The so-called Facebook Killer’s reign of terror is over.
But he leaves behind a legacy of hate, anger, fear and shock, after the murder he committed was posted to social media.
“Deeply disturbing” is what one Wheeling psychologist calls it.
“It could have an effect for people in terms of concentration, attention, ability to sleep,” said Dr. John McFadden, psychologist. “And it could, for people who are already disposed to anxiety and fear, worsen it.”
For unbalanced individuals, he said, it could appear to be heroic, and could prompt copy-cat killings, as sometimes happens after school shootings.
“Sometimes we unfortunately see a flurry of it for a while,” he noted.
When Steve Stephens fled, it seemed he clearly intended to escape.
Yet Dr. McFadden pointed out, Stephens basically provided police with the essential clue.
“The evidence of what he did, he created that evidence, he created the video,” he said.
As Stephens shot Robert Godwin, he also victimized countless others who witnessed the senseless brutality on social media.
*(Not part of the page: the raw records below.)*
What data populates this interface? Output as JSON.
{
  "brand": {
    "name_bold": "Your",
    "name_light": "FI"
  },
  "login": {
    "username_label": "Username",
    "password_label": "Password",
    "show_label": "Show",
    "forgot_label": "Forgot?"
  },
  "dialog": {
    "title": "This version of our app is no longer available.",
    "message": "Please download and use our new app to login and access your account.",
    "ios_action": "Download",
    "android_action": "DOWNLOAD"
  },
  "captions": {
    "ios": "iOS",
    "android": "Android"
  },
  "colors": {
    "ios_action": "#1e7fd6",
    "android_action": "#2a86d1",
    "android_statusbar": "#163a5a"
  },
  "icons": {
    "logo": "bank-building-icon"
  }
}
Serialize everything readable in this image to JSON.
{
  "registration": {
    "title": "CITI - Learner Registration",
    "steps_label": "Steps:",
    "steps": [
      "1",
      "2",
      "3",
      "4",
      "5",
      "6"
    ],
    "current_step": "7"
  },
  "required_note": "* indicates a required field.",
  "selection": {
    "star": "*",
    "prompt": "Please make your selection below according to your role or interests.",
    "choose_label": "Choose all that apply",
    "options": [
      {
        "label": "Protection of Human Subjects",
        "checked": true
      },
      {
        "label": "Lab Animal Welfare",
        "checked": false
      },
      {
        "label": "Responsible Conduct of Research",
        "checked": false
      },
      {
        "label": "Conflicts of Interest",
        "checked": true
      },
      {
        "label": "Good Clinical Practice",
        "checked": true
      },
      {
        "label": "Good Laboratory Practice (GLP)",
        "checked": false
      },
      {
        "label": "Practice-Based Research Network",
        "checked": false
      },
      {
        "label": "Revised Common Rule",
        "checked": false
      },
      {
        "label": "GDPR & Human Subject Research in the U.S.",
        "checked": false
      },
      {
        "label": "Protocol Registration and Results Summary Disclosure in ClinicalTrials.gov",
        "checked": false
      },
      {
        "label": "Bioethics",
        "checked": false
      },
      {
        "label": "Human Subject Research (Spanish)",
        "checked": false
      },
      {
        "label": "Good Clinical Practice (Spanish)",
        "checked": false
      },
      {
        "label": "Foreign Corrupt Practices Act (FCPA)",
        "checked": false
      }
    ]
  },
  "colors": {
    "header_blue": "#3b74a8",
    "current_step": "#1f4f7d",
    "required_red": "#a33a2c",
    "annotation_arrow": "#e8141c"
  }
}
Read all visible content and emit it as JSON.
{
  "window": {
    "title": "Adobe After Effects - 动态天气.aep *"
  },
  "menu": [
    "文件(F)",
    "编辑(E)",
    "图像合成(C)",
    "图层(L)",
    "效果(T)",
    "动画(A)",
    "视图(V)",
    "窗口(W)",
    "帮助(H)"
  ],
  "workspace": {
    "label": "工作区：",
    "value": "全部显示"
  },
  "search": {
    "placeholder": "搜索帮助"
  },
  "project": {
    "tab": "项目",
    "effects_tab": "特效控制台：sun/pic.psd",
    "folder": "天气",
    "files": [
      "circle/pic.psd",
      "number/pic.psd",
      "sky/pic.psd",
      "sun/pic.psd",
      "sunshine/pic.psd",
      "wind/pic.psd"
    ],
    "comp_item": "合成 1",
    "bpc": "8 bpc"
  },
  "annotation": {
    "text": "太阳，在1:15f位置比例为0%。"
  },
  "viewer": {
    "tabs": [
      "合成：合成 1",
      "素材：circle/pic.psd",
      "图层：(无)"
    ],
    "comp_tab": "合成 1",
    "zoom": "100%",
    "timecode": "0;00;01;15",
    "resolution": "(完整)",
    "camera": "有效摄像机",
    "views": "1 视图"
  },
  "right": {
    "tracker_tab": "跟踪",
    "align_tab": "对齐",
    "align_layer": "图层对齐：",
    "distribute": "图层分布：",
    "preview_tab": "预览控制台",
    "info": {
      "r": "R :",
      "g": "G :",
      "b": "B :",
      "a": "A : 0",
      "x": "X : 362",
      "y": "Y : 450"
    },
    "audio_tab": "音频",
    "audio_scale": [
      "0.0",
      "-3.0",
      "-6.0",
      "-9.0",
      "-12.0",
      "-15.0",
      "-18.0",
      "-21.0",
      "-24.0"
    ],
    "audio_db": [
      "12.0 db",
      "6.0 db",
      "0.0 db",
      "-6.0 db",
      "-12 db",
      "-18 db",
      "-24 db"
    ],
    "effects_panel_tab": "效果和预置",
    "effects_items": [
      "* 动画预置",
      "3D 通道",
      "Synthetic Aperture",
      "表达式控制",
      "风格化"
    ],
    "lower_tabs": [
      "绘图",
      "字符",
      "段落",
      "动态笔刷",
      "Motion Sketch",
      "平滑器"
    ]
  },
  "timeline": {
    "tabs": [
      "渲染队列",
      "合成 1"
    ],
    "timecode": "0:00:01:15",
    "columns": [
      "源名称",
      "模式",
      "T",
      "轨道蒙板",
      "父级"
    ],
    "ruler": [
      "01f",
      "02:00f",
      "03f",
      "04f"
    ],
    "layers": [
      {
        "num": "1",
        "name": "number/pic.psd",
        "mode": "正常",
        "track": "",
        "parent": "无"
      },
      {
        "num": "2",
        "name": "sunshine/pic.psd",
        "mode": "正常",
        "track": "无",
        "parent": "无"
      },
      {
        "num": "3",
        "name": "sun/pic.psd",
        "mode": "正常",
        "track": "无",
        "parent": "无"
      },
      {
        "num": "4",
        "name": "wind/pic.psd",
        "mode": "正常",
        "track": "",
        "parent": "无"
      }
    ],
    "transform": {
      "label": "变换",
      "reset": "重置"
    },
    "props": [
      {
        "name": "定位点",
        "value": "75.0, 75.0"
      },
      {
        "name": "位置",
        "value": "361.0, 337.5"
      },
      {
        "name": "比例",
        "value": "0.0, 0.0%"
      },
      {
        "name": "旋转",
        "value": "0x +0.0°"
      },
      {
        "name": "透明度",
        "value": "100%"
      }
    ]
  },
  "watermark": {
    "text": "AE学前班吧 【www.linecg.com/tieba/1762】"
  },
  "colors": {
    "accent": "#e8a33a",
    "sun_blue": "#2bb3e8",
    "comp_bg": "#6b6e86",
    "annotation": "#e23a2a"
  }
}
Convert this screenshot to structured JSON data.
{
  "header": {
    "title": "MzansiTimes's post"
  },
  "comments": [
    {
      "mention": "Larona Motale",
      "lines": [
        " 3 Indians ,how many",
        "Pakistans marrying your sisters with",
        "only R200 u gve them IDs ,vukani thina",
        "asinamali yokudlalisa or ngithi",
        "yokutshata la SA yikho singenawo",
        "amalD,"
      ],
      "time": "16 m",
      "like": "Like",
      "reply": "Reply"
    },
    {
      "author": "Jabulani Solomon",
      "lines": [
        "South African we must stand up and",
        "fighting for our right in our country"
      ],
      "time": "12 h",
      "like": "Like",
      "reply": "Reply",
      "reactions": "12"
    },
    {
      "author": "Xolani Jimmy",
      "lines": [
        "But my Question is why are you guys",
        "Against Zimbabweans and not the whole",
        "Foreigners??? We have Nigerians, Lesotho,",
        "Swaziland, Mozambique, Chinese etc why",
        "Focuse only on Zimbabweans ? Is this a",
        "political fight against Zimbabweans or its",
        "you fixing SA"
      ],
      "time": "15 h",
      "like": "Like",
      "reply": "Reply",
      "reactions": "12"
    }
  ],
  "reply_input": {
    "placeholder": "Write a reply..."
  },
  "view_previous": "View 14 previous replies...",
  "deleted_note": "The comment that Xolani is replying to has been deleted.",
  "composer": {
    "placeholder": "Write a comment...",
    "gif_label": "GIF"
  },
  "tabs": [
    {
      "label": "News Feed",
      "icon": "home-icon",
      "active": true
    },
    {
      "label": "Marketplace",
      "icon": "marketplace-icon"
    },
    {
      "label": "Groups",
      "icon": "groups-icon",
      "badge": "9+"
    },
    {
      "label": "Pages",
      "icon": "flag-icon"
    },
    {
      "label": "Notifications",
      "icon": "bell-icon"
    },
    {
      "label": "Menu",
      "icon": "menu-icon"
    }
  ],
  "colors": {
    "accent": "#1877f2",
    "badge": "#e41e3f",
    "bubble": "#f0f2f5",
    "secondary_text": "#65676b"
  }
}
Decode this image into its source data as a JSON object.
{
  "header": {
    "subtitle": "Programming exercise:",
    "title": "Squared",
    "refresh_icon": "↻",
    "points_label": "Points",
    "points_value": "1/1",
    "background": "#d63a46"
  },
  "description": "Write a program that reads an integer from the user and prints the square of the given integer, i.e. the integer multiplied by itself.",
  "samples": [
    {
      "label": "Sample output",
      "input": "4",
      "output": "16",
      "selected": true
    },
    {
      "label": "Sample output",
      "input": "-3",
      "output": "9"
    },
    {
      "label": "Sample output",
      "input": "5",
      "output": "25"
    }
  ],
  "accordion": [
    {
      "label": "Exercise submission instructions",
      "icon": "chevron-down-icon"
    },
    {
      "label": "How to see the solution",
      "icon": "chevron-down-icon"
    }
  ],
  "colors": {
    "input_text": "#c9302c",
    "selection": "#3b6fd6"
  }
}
“And we know that anxiety problems can occur as a result of this type of exposure experience,” said Dr. McFadden.
The victim, 74-year-old Robert Godwin, had just spent Easter with his family, and was reportedly taking a walk and picking up aluminum cans when Stephens shot him.